Report all lines from the entries below in which "true" appears.
Top of Data
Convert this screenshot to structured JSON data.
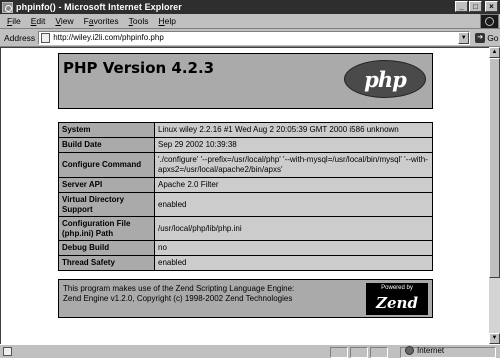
{
  "window": {
    "title": "phpinfo() - Microsoft Internet Explorer",
    "buttons": {
      "minimize": "_",
      "maximize": "□",
      "close": "×"
    }
  },
  "menu": [
    {
      "label": "File",
      "underline": "F",
      "rest": "ile"
    },
    {
      "label": "Edit",
      "underline": "E",
      "rest": "dit"
    },
    {
      "label": "View",
      "underline": "V",
      "rest": "iew"
    },
    {
      "label": "Favorites",
      "underline": "a",
      "pre": "F",
      "rest": "vorites"
    },
    {
      "label": "Tools",
      "underline": "T",
      "rest": "ools"
    },
    {
      "label": "Help",
      "underline": "H",
      "rest": "elp"
    }
  ],
  "address": {
    "label": "Address",
    "url": "http://wiley.i2li.com/phpinfo.php",
    "go_label": "Go"
  },
  "page": {
    "version_title": "PHP Version 4.2.3",
    "php_logo_text": "php",
    "rows": [
      {
        "key": "System",
        "value": "Linux wiley 2.2.16 #1 Wed Aug 2 20:05:39 GMT 2000 i586 unknown"
      },
      {
        "key": "Build Date",
        "value": "Sep 29 2002 10:39:38"
      },
      {
        "key": "Configure Command",
        "value": "'./configure' '--prefix=/usr/local/php' '--with-mysql=/usr/local/bin/mysql' '--with-apxs2=/usr/local/apache2/bin/apxs'"
      },
      {
        "key": "Server API",
        "value": "Apache 2.0 Filter"
      },
      {
        "key": "Virtual Directory Support",
        "value": "enabled"
      },
      {
        "key": "Configuration File (php.ini) Path",
        "value": "/usr/local/php/lib/php.ini"
      },
      {
        "key": "Debug Build",
        "value": "no"
      },
      {
        "key": "Thread Safety",
        "value": "enabled"
      }
    ],
    "footer_line1": "This program makes use of the Zend Scripting Language Engine:",
    "footer_line2": "Zend Engine v1.2.0, Copyright (c) 1998-2002 Zend Technologies",
    "zend_powered_by": "Powered by",
    "zend_word": "Zend"
  },
  "status": {
    "zone": "Internet"
  }
}
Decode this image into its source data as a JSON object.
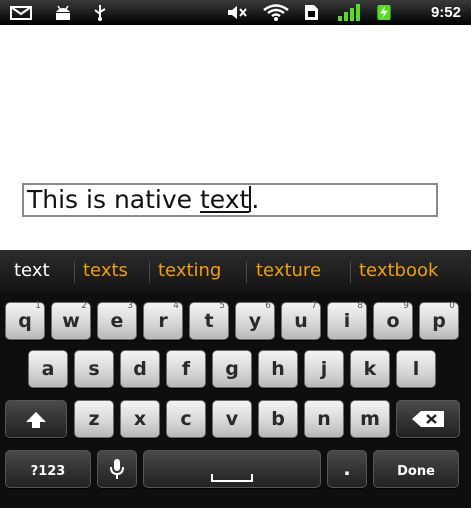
{
  "status_bar": {
    "time": "9:52",
    "icons": [
      "gmail-icon",
      "android-debug-icon",
      "usb-icon",
      "mute-icon",
      "wifi-icon",
      "sim-icon",
      "signal-icon",
      "battery-charging-icon"
    ]
  },
  "editor": {
    "text_before": "This is native ",
    "composing_text": "text",
    "text_after": "."
  },
  "suggestions": [
    "text",
    "texts",
    "texting",
    "texture",
    "textbook"
  ],
  "keyboard": {
    "row1": [
      {
        "label": "q",
        "alt": "1"
      },
      {
        "label": "w",
        "alt": "2"
      },
      {
        "label": "e",
        "alt": "3"
      },
      {
        "label": "r",
        "alt": "4"
      },
      {
        "label": "t",
        "alt": "5"
      },
      {
        "label": "y",
        "alt": "6"
      },
      {
        "label": "u",
        "alt": "7"
      },
      {
        "label": "i",
        "alt": "8"
      },
      {
        "label": "o",
        "alt": "9"
      },
      {
        "label": "p",
        "alt": "0"
      }
    ],
    "row2": [
      "a",
      "s",
      "d",
      "f",
      "g",
      "h",
      "j",
      "k",
      "l"
    ],
    "row3": [
      "z",
      "x",
      "c",
      "v",
      "b",
      "n",
      "m"
    ],
    "symbols_label": "?123",
    "period_label": ".",
    "done_label": "Done",
    "accent_colors": {
      "suggestion": "#f0a000",
      "primary_suggestion": "#ffffff"
    }
  }
}
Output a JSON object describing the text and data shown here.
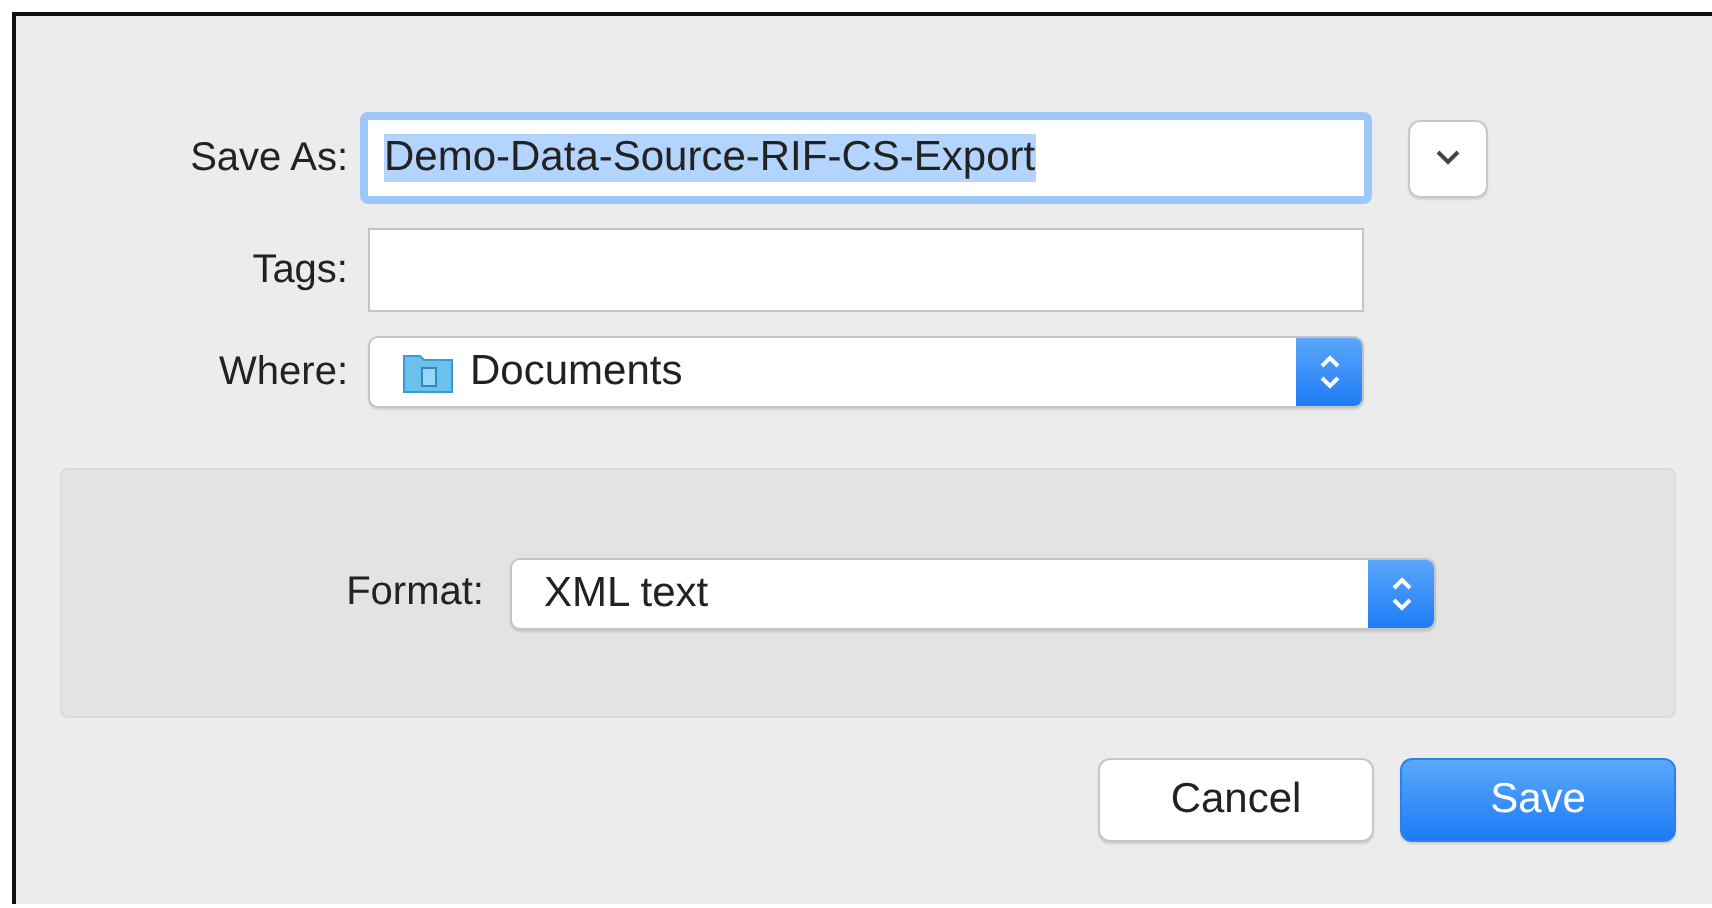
{
  "save_as": {
    "label": "Save As:",
    "value": "Demo-Data-Source-RIF-CS-Export",
    "text_selected": true,
    "focused": true
  },
  "tags": {
    "label": "Tags:"
  },
  "where": {
    "label": "Where:",
    "value": "Documents"
  },
  "format": {
    "label": "Format:",
    "value": "XML text"
  },
  "buttons": [
    {
      "label": "Cancel",
      "default": false
    },
    {
      "label": "Save",
      "default": true
    }
  ]
}
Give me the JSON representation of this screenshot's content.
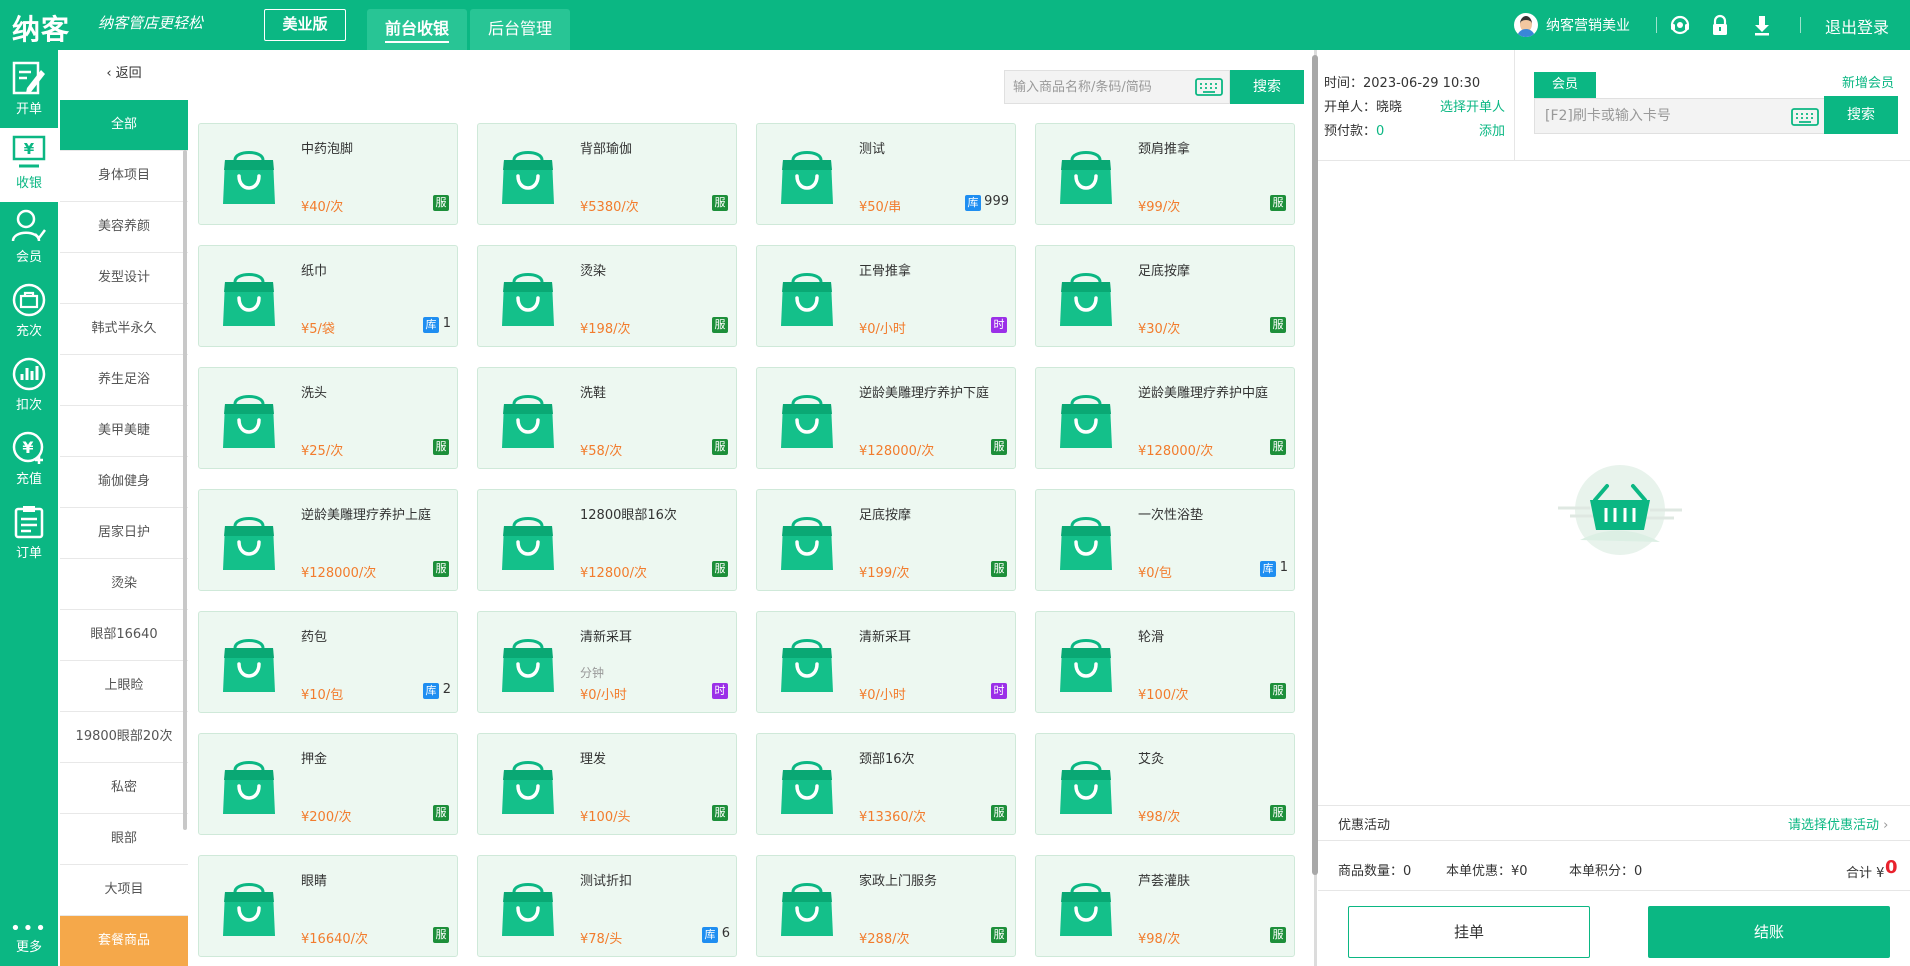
{
  "topbar": {
    "logo": "纳客",
    "slogan": "纳客管店更轻松",
    "edition": "美业版",
    "tabs": [
      {
        "label": "前台收银",
        "active": true
      },
      {
        "label": "后台管理",
        "active": false
      }
    ],
    "user_name": "纳客营销美业",
    "icons": [
      "headset-icon",
      "lock-icon",
      "download-icon"
    ],
    "logout": "退出登录"
  },
  "colors": {
    "brand": "#0bb783",
    "price": "#f27c2d",
    "service_badge": "#1d8f3a",
    "time_badge": "#9b30e8",
    "stock_badge": "#1f8ef1",
    "package": "#f5a84a",
    "total": "#e8222d"
  },
  "leftnav": {
    "items": [
      {
        "label": "开单",
        "icon": "edit-order-icon"
      },
      {
        "label": "收银",
        "icon": "cashier-icon"
      },
      {
        "label": "会员",
        "icon": "member-icon"
      },
      {
        "label": "充次",
        "icon": "recharge-times-icon"
      },
      {
        "label": "扣次",
        "icon": "deduct-times-icon"
      },
      {
        "label": "充值",
        "icon": "recharge-icon"
      },
      {
        "label": "订单",
        "icon": "order-icon"
      }
    ],
    "more": "更多"
  },
  "categories": {
    "back": "返回",
    "items": [
      "全部",
      "身体项目",
      "美容养颜",
      "发型设计",
      "韩式半永久",
      "养生足浴",
      "美甲美睫",
      "瑜伽健身",
      "居家日护",
      "烫染",
      "眼部16640",
      "上眼睑",
      "19800眼部20次",
      "私密",
      "眼部",
      "大项目"
    ],
    "package": "套餐商品"
  },
  "search": {
    "placeholder": "输入商品名称/条码/简码",
    "button": "搜索"
  },
  "products": [
    {
      "name": "中药泡脚",
      "price": "¥40/次",
      "badge": "服",
      "type": "svc"
    },
    {
      "name": "背部瑜伽",
      "price": "¥5380/次",
      "badge": "服",
      "type": "svc"
    },
    {
      "name": "测试",
      "price": "¥50/串",
      "badge": "库",
      "type": "stock",
      "stock": "999"
    },
    {
      "name": "颈肩推拿",
      "price": "¥99/次",
      "badge": "服",
      "type": "svc"
    },
    {
      "name": "纸巾",
      "price": "¥5/袋",
      "badge": "库",
      "type": "stock",
      "stock": "1"
    },
    {
      "name": "烫染",
      "price": "¥198/次",
      "badge": "服",
      "type": "svc"
    },
    {
      "name": "正骨推拿",
      "price": "¥0/小时",
      "badge": "时",
      "type": "time"
    },
    {
      "name": "足底按摩",
      "price": "¥30/次",
      "badge": "服",
      "type": "svc"
    },
    {
      "name": "洗头",
      "price": "¥25/次",
      "badge": "服",
      "type": "svc"
    },
    {
      "name": "洗鞋",
      "price": "¥58/次",
      "badge": "服",
      "type": "svc"
    },
    {
      "name": "逆龄美雕理疗养护下庭",
      "price": "¥128000/次",
      "badge": "服",
      "type": "svc"
    },
    {
      "name": "逆龄美雕理疗养护中庭",
      "price": "¥128000/次",
      "badge": "服",
      "type": "svc"
    },
    {
      "name": "逆龄美雕理疗养护上庭",
      "price": "¥128000/次",
      "badge": "服",
      "type": "svc"
    },
    {
      "name": "12800眼部16次",
      "price": "¥12800/次",
      "badge": "服",
      "type": "svc"
    },
    {
      "name": "足底按摩",
      "price": "¥199/次",
      "badge": "服",
      "type": "svc"
    },
    {
      "name": "一次性浴垫",
      "price": "¥0/包",
      "badge": "库",
      "type": "stock",
      "stock": "1"
    },
    {
      "name": "药包",
      "price": "¥10/包",
      "badge": "库",
      "type": "stock",
      "stock": "2"
    },
    {
      "name": "清新采耳",
      "sub": "分钟",
      "price": "¥0/小时",
      "badge": "时",
      "type": "time"
    },
    {
      "name": "清新采耳",
      "price": "¥0/小时",
      "badge": "时",
      "type": "time"
    },
    {
      "name": "轮滑",
      "price": "¥100/次",
      "badge": "服",
      "type": "svc"
    },
    {
      "name": "押金",
      "price": "¥200/次",
      "badge": "服",
      "type": "svc"
    },
    {
      "name": "理发",
      "price": "¥100/头",
      "badge": "服",
      "type": "svc"
    },
    {
      "name": "颈部16次",
      "price": "¥13360/次",
      "badge": "服",
      "type": "svc"
    },
    {
      "name": "艾灸",
      "price": "¥98/次",
      "badge": "服",
      "type": "svc"
    },
    {
      "name": "眼睛",
      "price": "¥16640/次",
      "badge": "服",
      "type": "svc"
    },
    {
      "name": "测试折扣",
      "price": "¥78/头",
      "badge": "库",
      "type": "stock",
      "stock": "6"
    },
    {
      "name": "家政上门服务",
      "price": "¥288/次",
      "badge": "服",
      "type": "svc"
    },
    {
      "name": "芦荟灌肤",
      "price": "¥98/次",
      "badge": "服",
      "type": "svc"
    }
  ],
  "order_info": {
    "time": "时间：2023-06-29 10:30",
    "opener": "开单人：晓晓",
    "choose_opener": "选择开单人",
    "prepay_label": "预付款：",
    "prepay_value": "0",
    "add": "添加"
  },
  "member": {
    "tab": "会员",
    "new_member": "新增会员",
    "placeholder": "[F2]刷卡或输入卡号",
    "search": "搜索"
  },
  "summary": {
    "promo_label": "优惠活动",
    "promo_link": "请选择优惠活动",
    "qty": "商品数量：0",
    "discount": "本单优惠：¥0",
    "points": "本单积分：0",
    "total_label": "合计 ¥",
    "total_value": "0",
    "hold": "挂单",
    "pay": "结账"
  }
}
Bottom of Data
**Task solution**
    "text_selected": true,
    "focused": true
      "default": true
        "active": true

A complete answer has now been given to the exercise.